* **TASK OBJECTIVE**
From the records, return each line that has the word "Local" in it.

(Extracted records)
-*-*-

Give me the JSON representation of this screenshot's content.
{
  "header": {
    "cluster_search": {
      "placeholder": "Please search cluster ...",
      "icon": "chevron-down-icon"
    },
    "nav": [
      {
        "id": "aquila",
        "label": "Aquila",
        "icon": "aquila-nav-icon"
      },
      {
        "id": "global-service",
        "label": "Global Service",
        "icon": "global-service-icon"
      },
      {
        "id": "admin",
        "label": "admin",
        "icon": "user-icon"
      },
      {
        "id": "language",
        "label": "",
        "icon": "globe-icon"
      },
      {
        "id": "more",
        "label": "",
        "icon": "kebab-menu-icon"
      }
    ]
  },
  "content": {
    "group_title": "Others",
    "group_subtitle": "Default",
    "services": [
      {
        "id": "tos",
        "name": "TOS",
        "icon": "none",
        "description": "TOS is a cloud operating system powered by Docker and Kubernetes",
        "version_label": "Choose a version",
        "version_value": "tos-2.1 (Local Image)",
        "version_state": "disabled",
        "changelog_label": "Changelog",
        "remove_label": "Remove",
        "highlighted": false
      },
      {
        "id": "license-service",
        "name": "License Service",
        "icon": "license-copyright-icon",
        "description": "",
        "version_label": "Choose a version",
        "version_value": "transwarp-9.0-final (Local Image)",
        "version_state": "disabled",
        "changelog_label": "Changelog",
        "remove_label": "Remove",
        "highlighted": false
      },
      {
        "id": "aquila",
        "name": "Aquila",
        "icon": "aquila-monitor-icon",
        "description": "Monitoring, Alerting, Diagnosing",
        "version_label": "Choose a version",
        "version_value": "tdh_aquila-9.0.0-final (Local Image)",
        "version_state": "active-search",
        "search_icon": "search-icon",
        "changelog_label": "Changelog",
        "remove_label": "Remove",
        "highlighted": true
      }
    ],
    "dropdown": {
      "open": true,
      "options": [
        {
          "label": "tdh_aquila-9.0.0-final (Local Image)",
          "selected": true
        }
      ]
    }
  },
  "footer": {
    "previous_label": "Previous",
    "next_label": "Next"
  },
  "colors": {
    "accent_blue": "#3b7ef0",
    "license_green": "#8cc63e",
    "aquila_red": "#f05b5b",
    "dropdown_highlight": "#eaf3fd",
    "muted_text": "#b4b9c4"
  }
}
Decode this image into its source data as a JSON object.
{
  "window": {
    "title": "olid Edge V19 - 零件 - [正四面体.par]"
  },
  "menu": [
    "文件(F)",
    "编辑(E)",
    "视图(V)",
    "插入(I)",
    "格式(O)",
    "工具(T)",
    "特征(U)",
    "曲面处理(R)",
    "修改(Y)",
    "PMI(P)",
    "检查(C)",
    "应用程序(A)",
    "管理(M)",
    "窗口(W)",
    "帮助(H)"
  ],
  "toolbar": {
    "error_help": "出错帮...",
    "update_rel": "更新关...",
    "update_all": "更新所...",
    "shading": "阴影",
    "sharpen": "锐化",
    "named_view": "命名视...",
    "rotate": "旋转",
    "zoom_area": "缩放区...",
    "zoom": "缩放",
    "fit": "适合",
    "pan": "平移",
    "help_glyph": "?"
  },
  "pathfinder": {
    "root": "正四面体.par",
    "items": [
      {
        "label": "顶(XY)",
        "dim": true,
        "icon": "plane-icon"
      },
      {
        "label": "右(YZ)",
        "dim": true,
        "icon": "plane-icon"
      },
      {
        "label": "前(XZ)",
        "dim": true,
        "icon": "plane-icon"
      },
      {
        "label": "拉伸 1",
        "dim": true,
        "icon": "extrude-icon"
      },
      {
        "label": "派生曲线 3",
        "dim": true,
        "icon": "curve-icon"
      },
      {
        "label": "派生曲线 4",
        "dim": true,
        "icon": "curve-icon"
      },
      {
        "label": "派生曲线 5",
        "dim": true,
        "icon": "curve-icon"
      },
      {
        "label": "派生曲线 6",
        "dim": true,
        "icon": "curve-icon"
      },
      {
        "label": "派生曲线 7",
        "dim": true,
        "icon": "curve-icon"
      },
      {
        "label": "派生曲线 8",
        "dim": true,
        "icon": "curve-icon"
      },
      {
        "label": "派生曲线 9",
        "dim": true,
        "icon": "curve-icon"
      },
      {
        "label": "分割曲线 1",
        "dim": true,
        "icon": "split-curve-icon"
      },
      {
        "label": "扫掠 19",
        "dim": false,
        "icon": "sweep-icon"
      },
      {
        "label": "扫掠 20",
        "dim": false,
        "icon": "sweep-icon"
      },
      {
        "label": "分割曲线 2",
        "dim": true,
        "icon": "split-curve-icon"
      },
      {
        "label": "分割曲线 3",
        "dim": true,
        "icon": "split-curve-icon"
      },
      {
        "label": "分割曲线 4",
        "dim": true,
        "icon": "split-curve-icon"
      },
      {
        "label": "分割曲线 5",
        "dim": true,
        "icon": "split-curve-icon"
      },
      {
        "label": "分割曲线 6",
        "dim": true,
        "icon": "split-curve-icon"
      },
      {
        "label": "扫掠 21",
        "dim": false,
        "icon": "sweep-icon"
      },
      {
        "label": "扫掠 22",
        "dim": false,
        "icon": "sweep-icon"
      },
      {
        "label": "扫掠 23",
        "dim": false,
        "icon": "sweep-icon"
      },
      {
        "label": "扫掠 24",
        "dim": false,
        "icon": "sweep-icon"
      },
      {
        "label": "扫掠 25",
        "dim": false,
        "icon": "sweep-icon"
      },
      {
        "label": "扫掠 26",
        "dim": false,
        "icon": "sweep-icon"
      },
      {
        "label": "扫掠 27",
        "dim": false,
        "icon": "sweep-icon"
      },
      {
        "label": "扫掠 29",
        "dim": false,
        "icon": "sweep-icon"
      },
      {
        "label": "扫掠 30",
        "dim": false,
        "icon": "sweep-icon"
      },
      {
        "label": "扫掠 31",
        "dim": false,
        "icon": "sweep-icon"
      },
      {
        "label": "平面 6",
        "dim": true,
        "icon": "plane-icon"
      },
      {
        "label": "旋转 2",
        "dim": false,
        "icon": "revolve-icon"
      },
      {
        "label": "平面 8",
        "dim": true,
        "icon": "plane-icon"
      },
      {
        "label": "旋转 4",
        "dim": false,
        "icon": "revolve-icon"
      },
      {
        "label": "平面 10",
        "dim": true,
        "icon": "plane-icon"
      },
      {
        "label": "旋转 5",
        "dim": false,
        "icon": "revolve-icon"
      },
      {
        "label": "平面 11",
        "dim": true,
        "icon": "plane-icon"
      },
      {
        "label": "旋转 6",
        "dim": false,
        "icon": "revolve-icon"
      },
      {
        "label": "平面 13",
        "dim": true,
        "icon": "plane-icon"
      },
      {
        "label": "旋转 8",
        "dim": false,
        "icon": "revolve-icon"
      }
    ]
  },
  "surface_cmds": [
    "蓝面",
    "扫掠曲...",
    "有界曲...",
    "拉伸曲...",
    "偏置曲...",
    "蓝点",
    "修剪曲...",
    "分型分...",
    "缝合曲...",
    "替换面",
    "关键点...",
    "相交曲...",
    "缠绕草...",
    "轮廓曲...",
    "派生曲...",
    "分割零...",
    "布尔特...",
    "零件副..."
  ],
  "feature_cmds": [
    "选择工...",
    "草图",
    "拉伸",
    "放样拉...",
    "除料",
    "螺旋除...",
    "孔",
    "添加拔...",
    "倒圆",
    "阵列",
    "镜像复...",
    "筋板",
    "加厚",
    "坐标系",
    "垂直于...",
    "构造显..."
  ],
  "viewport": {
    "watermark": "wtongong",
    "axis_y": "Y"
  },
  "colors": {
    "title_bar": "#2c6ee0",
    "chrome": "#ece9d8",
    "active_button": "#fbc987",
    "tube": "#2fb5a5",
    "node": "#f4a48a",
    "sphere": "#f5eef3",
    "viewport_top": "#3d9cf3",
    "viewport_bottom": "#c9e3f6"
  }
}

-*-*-

* **RESULT FOR THIS EXERCISE**
        "version_value": "tos-2.1 (Local Image)",
        "version_value": "transwarp-9.0-final (Local Image)",
        "version_value": "tdh_aquila-9.0.0-final (Local Image)",
          "label": "tdh_aquila-9.0.0-final (Local Image)",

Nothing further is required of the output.